WORK REQUIRED - Take every line from the listing below that contains "this".

━━━ PROVIDED INFORMATION

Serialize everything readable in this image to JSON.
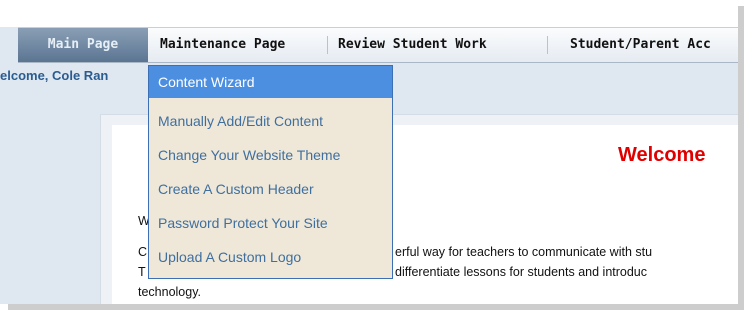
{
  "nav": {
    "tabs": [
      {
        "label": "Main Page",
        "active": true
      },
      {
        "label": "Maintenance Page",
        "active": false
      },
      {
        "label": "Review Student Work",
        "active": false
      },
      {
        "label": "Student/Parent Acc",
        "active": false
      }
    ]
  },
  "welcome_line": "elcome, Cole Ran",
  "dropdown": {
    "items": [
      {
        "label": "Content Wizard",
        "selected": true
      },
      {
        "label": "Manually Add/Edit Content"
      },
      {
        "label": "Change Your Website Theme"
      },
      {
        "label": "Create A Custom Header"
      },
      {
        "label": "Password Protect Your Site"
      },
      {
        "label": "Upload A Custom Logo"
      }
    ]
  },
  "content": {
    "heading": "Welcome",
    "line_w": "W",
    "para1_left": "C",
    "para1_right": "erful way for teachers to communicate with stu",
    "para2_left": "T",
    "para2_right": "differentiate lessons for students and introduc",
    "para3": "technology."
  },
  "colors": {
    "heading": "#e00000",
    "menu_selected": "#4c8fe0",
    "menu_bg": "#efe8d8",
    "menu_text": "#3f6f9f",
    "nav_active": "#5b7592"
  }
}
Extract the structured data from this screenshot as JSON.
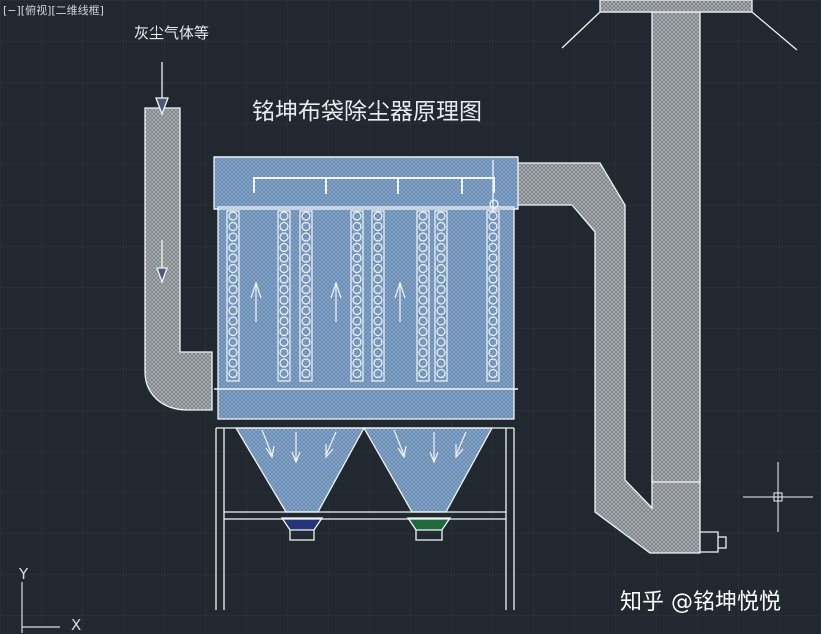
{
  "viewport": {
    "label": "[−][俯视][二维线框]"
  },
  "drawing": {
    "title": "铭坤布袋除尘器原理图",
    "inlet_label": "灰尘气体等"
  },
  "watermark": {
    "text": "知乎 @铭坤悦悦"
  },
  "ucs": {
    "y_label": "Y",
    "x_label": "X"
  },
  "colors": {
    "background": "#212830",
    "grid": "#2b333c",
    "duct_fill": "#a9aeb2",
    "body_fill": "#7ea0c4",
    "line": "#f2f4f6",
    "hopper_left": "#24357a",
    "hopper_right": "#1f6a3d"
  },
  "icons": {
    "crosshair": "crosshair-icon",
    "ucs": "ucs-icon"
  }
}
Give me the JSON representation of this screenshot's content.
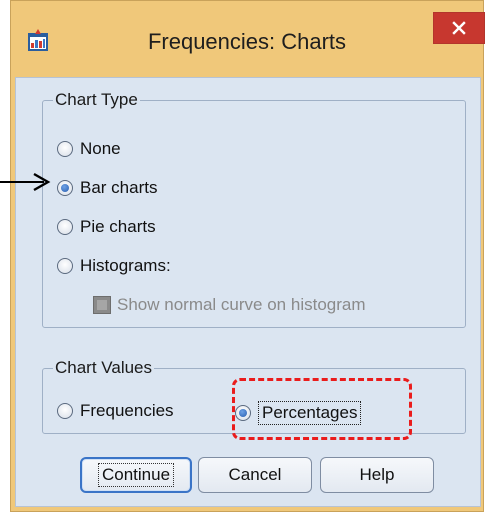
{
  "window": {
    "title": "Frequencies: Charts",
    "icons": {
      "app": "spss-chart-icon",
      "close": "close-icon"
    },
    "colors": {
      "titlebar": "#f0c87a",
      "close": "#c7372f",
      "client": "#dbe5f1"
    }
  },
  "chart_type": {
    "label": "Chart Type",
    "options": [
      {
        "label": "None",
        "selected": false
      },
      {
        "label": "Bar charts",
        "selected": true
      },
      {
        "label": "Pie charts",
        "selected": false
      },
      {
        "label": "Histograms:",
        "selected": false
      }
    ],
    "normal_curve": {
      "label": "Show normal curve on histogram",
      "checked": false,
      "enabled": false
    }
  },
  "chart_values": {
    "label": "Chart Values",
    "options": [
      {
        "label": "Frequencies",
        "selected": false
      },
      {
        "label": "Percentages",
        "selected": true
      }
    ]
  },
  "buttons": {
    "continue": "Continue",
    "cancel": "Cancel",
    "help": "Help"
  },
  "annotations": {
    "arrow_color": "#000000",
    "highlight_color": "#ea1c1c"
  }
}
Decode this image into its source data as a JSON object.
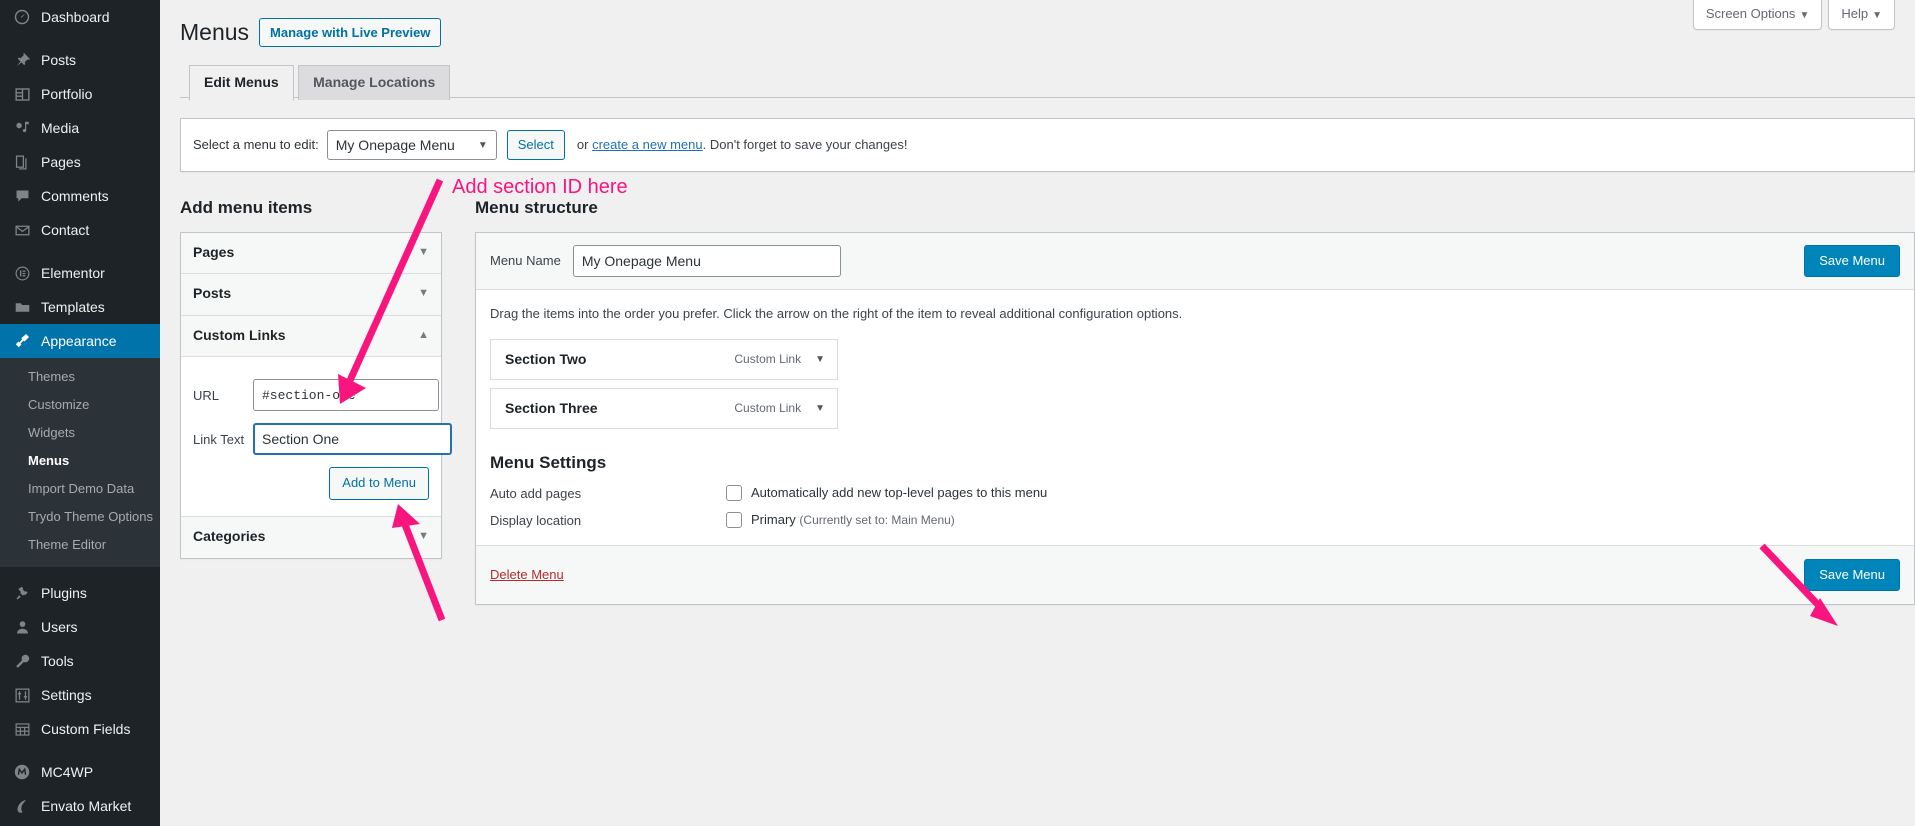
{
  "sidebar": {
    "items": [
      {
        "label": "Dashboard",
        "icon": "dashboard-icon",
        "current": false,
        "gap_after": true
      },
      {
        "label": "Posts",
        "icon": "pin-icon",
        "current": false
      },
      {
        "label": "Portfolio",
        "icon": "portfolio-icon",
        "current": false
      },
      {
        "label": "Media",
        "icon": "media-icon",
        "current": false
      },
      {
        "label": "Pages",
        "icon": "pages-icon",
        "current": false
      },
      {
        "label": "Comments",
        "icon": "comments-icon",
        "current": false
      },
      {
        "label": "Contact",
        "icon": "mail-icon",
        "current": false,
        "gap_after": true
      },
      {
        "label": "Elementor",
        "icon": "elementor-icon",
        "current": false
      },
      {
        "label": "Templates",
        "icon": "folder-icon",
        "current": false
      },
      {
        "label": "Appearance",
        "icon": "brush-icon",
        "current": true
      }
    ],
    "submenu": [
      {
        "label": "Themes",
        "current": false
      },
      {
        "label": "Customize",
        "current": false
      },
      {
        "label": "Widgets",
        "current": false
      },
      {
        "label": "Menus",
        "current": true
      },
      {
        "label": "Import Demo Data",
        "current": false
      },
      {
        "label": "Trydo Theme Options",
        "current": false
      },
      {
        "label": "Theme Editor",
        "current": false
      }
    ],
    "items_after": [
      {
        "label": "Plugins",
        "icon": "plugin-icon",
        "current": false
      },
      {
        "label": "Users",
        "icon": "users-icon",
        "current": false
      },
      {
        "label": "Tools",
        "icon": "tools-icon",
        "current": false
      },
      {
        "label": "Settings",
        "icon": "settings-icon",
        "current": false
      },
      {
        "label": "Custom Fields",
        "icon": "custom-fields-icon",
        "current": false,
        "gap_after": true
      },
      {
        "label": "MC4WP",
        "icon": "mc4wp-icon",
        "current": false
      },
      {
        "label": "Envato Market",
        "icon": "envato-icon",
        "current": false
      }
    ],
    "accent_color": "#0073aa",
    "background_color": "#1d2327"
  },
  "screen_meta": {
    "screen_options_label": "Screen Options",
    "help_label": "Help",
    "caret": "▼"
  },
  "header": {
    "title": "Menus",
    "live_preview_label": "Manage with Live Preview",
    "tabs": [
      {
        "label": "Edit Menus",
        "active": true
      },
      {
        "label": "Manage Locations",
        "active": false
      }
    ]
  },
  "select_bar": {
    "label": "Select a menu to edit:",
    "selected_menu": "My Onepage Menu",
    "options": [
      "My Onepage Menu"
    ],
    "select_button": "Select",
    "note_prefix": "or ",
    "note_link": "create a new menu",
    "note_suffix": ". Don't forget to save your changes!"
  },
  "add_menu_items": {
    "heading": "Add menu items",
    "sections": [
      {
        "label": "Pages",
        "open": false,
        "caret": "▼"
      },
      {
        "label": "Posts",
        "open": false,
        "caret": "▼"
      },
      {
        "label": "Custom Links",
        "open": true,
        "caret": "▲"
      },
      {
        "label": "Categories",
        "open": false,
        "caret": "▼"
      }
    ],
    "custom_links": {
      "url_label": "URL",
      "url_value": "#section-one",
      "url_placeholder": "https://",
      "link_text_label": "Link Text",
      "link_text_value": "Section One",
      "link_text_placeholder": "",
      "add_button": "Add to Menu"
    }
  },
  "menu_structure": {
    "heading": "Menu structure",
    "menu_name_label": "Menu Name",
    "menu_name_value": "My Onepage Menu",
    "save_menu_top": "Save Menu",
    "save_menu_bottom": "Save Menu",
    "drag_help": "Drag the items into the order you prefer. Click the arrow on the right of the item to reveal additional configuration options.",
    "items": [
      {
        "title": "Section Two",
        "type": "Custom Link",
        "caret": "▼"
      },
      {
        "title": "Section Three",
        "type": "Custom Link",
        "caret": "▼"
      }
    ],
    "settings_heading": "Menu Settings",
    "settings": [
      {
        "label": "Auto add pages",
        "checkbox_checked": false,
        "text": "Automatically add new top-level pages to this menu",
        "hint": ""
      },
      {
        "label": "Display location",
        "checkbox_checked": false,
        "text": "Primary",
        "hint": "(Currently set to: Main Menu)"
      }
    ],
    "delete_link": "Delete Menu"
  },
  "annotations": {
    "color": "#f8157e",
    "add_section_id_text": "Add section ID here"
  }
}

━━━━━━

ANSWER BELOW -
Serialize everything readable in this image to JSON.
Extract the structured data from this screenshot as JSON.
Give me the JSON representation of this screenshot's content.
Decode this image into its source data as a JSON object.
        "text": "Automatically add new top-level pages to this menu",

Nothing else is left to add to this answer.